■ What to work on ■
Check each line of the entries below for the word "kind", and copy the lines that have it.

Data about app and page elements
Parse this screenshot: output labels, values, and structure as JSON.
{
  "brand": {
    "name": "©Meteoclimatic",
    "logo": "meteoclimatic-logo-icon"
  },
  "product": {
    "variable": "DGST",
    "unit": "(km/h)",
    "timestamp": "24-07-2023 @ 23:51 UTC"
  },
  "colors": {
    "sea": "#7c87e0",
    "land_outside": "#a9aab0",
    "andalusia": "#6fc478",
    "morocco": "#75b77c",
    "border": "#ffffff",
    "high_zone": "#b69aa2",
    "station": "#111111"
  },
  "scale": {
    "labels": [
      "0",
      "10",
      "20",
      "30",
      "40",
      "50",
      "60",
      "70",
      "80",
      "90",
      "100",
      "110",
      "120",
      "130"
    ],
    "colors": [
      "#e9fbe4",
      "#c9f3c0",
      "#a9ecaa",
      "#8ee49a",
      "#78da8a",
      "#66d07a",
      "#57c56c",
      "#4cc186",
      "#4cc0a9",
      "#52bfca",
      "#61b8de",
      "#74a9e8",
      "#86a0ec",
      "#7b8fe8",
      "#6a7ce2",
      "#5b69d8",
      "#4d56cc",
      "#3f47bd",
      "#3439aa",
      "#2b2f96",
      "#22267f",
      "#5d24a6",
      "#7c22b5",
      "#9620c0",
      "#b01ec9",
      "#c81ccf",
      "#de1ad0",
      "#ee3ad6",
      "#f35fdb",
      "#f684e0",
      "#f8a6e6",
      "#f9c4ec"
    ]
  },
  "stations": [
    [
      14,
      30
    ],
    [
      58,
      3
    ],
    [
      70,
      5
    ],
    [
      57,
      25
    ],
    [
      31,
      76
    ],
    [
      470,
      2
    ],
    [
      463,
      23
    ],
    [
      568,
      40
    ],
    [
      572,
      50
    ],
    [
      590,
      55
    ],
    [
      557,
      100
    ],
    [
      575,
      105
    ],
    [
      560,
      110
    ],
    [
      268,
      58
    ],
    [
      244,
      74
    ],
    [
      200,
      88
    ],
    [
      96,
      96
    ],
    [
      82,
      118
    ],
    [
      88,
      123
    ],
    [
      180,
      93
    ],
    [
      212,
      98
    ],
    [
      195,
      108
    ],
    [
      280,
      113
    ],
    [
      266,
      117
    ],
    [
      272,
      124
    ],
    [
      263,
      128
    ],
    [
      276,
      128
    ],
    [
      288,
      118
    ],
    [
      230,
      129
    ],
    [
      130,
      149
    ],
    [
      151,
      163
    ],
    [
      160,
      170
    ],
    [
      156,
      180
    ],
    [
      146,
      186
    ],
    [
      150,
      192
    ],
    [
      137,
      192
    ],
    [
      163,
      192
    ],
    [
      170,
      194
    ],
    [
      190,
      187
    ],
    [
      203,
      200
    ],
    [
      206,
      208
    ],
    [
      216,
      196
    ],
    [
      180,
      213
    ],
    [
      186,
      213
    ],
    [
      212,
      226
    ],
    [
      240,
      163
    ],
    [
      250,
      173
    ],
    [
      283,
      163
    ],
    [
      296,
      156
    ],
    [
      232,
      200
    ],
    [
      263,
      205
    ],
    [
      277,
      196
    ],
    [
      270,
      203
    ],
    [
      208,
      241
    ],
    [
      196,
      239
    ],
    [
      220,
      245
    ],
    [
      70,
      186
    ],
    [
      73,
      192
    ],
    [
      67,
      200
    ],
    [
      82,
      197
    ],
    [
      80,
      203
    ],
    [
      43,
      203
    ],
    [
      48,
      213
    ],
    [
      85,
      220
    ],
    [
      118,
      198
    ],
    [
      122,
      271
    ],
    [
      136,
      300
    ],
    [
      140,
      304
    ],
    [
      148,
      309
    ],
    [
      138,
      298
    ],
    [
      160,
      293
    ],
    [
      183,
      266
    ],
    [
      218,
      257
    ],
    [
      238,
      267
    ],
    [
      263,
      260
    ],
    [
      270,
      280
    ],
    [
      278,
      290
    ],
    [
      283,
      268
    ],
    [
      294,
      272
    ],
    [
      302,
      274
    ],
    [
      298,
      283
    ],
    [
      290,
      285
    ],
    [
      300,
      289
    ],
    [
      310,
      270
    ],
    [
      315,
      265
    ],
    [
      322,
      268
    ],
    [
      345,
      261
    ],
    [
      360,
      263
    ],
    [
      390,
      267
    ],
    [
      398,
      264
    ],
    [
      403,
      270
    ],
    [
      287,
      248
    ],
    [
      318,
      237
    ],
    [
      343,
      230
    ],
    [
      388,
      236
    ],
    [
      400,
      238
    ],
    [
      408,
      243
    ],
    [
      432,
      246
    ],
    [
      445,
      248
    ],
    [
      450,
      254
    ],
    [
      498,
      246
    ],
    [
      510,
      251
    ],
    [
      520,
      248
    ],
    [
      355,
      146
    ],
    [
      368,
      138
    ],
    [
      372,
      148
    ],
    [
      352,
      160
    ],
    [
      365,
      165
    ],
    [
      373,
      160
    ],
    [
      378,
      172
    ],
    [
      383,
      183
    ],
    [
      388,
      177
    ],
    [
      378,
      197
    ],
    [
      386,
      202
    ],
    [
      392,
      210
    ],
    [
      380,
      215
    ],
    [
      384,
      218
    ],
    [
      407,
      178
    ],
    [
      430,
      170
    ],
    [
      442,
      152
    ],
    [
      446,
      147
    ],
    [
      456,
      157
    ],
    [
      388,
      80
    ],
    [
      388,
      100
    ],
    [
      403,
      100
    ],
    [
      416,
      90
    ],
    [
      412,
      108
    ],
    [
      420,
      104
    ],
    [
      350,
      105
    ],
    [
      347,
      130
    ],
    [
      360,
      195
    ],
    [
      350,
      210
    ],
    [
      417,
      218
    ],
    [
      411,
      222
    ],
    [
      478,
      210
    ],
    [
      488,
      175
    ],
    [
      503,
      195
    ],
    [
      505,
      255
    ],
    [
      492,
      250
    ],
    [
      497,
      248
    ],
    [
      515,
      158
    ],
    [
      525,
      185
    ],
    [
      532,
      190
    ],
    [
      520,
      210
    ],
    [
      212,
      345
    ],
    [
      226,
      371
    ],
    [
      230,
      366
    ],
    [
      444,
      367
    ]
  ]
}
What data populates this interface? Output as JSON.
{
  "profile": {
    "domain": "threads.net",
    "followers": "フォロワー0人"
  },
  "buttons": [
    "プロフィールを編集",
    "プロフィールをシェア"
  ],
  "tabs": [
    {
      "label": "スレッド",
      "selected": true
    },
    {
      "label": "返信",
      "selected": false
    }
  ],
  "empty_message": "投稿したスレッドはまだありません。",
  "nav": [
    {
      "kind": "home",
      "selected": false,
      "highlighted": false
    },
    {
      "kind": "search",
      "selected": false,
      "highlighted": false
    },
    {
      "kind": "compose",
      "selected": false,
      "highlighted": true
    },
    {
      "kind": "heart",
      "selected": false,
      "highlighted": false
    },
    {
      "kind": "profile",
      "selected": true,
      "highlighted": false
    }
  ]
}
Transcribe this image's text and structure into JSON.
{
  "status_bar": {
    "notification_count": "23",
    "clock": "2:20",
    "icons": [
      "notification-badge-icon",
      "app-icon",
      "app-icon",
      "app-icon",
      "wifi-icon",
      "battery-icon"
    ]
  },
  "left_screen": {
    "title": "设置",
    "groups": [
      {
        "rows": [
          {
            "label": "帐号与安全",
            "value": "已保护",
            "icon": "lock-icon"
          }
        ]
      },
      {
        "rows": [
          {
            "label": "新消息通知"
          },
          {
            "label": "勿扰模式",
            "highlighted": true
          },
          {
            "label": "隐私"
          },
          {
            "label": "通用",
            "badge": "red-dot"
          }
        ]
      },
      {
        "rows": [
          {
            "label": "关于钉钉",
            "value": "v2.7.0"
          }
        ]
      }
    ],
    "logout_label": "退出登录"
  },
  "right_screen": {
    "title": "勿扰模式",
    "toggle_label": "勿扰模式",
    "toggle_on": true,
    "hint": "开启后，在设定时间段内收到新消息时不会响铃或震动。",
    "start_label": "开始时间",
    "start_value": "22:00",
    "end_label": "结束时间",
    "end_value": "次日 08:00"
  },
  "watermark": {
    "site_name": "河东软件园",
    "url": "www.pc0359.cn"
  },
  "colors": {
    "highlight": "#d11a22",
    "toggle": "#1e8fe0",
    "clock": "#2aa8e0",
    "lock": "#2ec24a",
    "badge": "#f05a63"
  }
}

■ Answer to the problem ■
      "kind": "home",
      "kind": "search",
      "kind": "compose",
      "kind": "heart",
      "kind": "profile",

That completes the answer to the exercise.